Henry “Hank” Hartsfield served as commander of the first mission of Space Shuttle Discovery, now on display at the Museum’s Steven F. Udvar-Hazy Center. The six-day STS-41D mission began on August 30, 1984. An earlier launch attempt ended with the first on-the-pad abort just four seconds before launch. The first Discovery crew successfully deployed three communications satellites, tested a towering solar array, and used the IMAX® motion picture camera in orbit.
Hartsfield was the first native of Alabama to become an astronaut. He graduated from the USAF Test Pilot School and served in the Air Force for 22 years. He logged more than 7,400 hours flying time, mostly in fighter jets (F-86, F-100, F-104, F-105, F-106) and in the T-33 and T-38 training jets. He was selected to be a military astronaut in the USAF Manned Orbital Laboratory program but was reassigned to NASA in 1969 when it was cancelled.

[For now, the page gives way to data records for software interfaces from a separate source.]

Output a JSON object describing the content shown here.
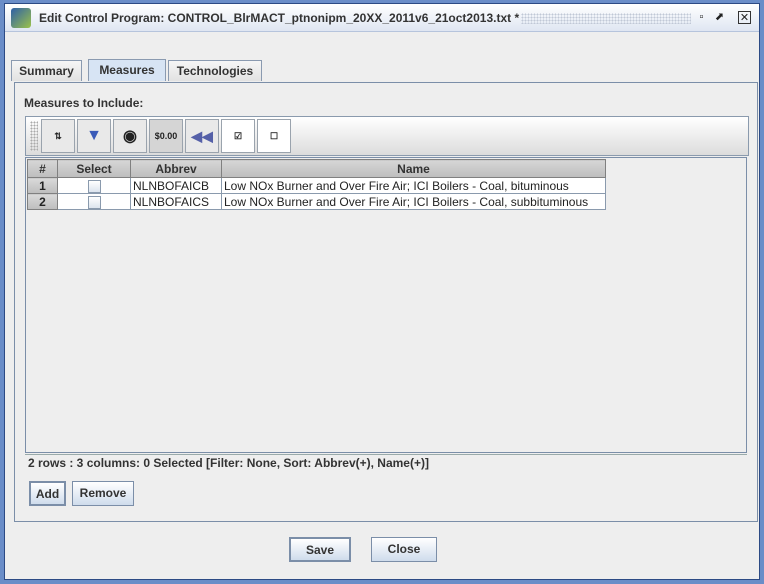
{
  "window": {
    "title": "Edit Control Program: CONTROL_BlrMACT_ptnonipm_20XX_2011v6_21oct2013.txt *",
    "controls": {
      "minimize": "▫",
      "maximize": "⬈",
      "close": "✕"
    }
  },
  "tabs": [
    {
      "label": "Summary",
      "active": false
    },
    {
      "label": "Measures",
      "active": true
    },
    {
      "label": "Technologies",
      "active": false
    }
  ],
  "measures": {
    "section_label": "Measures to Include:",
    "toolbar": [
      {
        "icon": "sort-icon"
      },
      {
        "icon": "filter-icon"
      },
      {
        "icon": "view-icon"
      },
      {
        "icon": "format-icon",
        "text": "$0.00"
      },
      {
        "icon": "reset-icon"
      },
      {
        "icon": "select-all-icon"
      },
      {
        "icon": "clear-selection-icon"
      }
    ],
    "columns": [
      "#",
      "Select",
      "Abbrev",
      "Name"
    ],
    "rows": [
      {
        "num": "1",
        "selected": false,
        "abbrev": "NLNBOFAICB",
        "name": "Low NOx Burner and Over Fire Air; ICI Boilers - Coal, bituminous"
      },
      {
        "num": "2",
        "selected": false,
        "abbrev": "NLNBOFAICS",
        "name": "Low NOx Burner and Over Fire Air; ICI Boilers - Coal, subbituminous"
      }
    ],
    "status": "2 rows : 3 columns: 0 Selected [Filter: None, Sort: Abbrev(+), Name(+)]",
    "add_label": "Add",
    "remove_label": "Remove"
  },
  "footer": {
    "save_label": "Save",
    "close_label": "Close"
  }
}
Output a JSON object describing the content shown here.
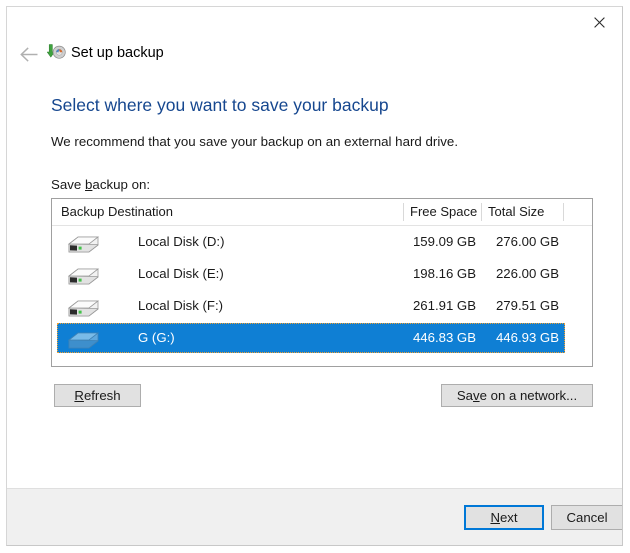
{
  "window": {
    "app_title": "Set up backup",
    "app_icon": "backup-drive-icon",
    "close_icon": "close-icon",
    "back_icon": "back-arrow-icon"
  },
  "page": {
    "heading": "Select where you want to save your backup",
    "heading_color": "#16478f",
    "subtext": "We recommend that you save your backup on an external hard drive.",
    "list_label_pre": "Save ",
    "list_label_accel": "b",
    "list_label_post": "ackup on:"
  },
  "table": {
    "columns": [
      "Backup Destination",
      "Free Space",
      "Total Size"
    ],
    "rows": [
      {
        "name": "Local Disk (D:)",
        "free_space": "159.09 GB",
        "total_size": "276.00 GB",
        "icon": "hard-drive-icon",
        "selected": false
      },
      {
        "name": "Local Disk (E:)",
        "free_space": "198.16 GB",
        "total_size": "226.00 GB",
        "icon": "hard-drive-icon",
        "selected": false
      },
      {
        "name": "Local Disk (F:)",
        "free_space": "261.91 GB",
        "total_size": "279.51 GB",
        "icon": "hard-drive-icon",
        "selected": false
      },
      {
        "name": "G (G:)",
        "free_space": "446.83 GB",
        "total_size": "446.93 GB",
        "icon": "hard-drive-icon",
        "selected": true
      }
    ],
    "selection_color": "#0f7fd4"
  },
  "buttons": {
    "refresh_pre": "",
    "refresh_accel": "R",
    "refresh_post": "efresh",
    "network_pre": "Sa",
    "network_accel": "v",
    "network_post": "e on a network...",
    "next_pre": "",
    "next_accel": "N",
    "next_post": "ext",
    "cancel": "Cancel",
    "default_button_border": "#0078d7"
  }
}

As an astronaut Hartsfield supported the Apollo 16 mission and three Skylab missions before transitioning to the orbital flight test team for the new space shuttle program. His first spaceflight occurred in 1982; with commander Thomas K. Mattingly, he piloted Columbia on its fourth and final orbital test flight, STS-4. President Ronald Reagan greeted the crew upon landing, and NASA declared the shuttle “operational” – ready for routine spaceflight.

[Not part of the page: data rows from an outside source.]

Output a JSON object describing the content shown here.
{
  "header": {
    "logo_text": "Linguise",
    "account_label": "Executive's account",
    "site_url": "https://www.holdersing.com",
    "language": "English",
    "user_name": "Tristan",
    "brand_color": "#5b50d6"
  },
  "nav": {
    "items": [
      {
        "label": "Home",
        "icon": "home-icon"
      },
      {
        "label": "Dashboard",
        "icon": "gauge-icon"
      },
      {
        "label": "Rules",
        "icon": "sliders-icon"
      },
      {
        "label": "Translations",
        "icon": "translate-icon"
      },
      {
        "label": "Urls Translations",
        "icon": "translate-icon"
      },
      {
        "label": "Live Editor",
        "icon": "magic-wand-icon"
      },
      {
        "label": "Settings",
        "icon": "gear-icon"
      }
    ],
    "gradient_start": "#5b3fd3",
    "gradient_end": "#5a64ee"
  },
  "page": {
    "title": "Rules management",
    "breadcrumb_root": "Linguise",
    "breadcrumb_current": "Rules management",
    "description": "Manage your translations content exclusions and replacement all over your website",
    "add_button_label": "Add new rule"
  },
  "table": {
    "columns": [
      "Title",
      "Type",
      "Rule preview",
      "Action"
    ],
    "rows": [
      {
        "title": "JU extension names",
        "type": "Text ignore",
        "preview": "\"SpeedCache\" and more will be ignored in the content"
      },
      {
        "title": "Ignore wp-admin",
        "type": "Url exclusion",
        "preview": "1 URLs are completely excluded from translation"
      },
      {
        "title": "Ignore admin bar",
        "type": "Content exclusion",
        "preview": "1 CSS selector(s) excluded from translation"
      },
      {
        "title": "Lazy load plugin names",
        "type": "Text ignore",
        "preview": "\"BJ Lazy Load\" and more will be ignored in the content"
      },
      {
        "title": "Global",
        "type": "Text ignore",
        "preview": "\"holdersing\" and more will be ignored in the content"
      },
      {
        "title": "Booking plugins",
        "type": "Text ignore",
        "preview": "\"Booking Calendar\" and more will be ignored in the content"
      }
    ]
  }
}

The Discovery mission was his second flight. Hartsfield flew his last shuttle mission on Challenger as commander of STS-61A in 1985, the last successful flight of this vehicle. This scientific research mission carried more than 75 experiments. Designated Spacelab D-1, it was the first shuttle mission operated for Germany and the European Space Agency, and it was the first with an eight-member crew. Altogether he spent 483 hours (20 days) in space.

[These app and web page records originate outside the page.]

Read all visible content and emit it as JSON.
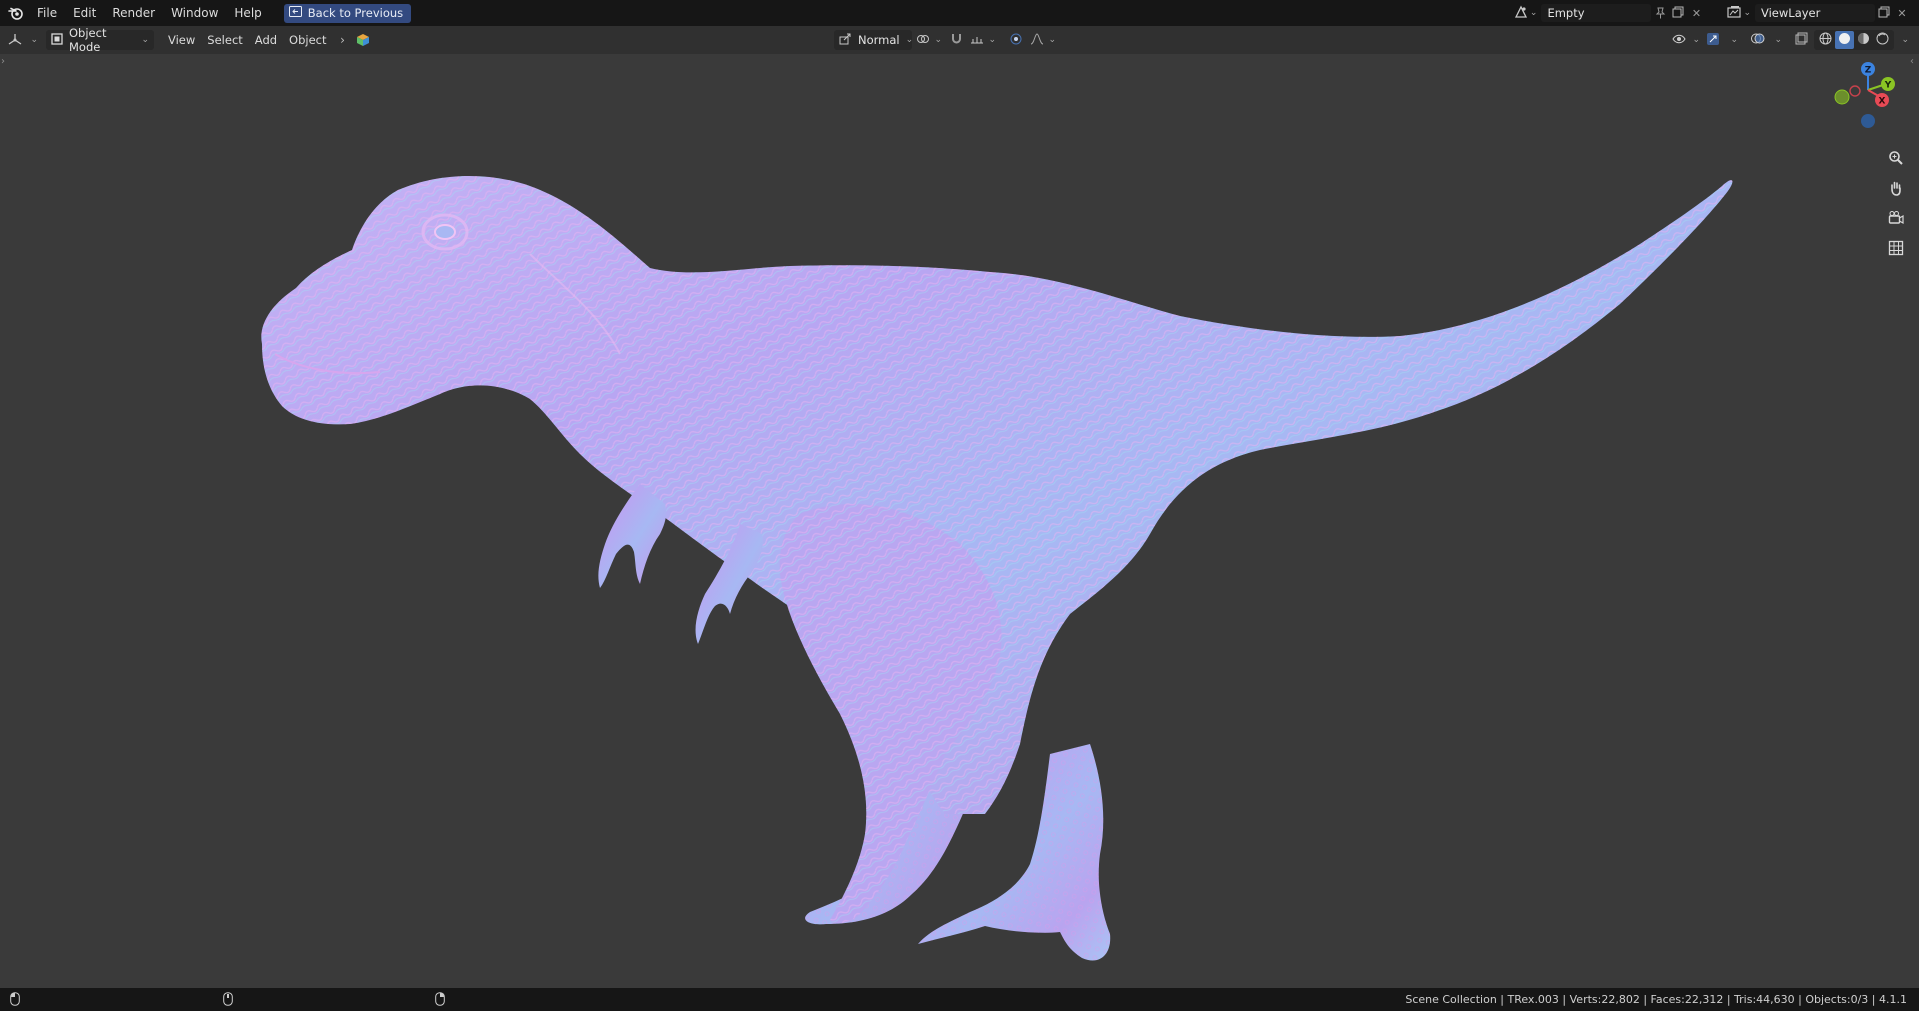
{
  "topbar": {
    "menus": [
      "File",
      "Edit",
      "Render",
      "Window",
      "Help"
    ],
    "back_label": "Back to Previous",
    "scene_name": "Empty",
    "view_layer": "ViewLayer"
  },
  "header": {
    "mode_label": "Object Mode",
    "menus": [
      "View",
      "Select",
      "Add",
      "Object"
    ],
    "orientation_label": "Normal"
  },
  "icons": {
    "app": "blender-logo-icon",
    "back": "back-arrow-icon",
    "editor_type": "viewport-editor-icon",
    "mode": "object-mode-icon",
    "scene": "scene-icon",
    "view_layer": "view-layer-icon",
    "pin": "pin-icon",
    "new": "duplicate-icon",
    "close": "close-icon",
    "gizmo": "axis-gizmo-icon",
    "zoom": "zoom-icon",
    "pan": "hand-icon",
    "camera": "camera-icon",
    "grid": "grid-icon"
  },
  "gizmo": {
    "z": "Z",
    "y": "Y",
    "x": "X"
  },
  "colors": {
    "accent": "#4772b3",
    "back_button": "#334a80",
    "axis_x": "#e84a55",
    "axis_y": "#8ac424",
    "axis_z": "#3b83e0",
    "viewport_bg": "#3a3a3a"
  },
  "statusbar": {
    "text": "Scene Collection | TRex.003 | Verts:22,802 | Faces:22,312 | Tris:44,630 | Objects:0/3 | 4.1.1"
  }
}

After the 1986 Challenger tragedy, Hartsfield held a series of NASA management positions until 1998. He worked on the International Space Station program and the future-oriented Human Exploration and Development of Space enterprise before moving on to become an executive with Raytheon Corp. until his retirement in 2005. He received numerous military and civilian awards during his long career.
Valerie Neal is a curator in the National Air and Space Museum’s Space History Department.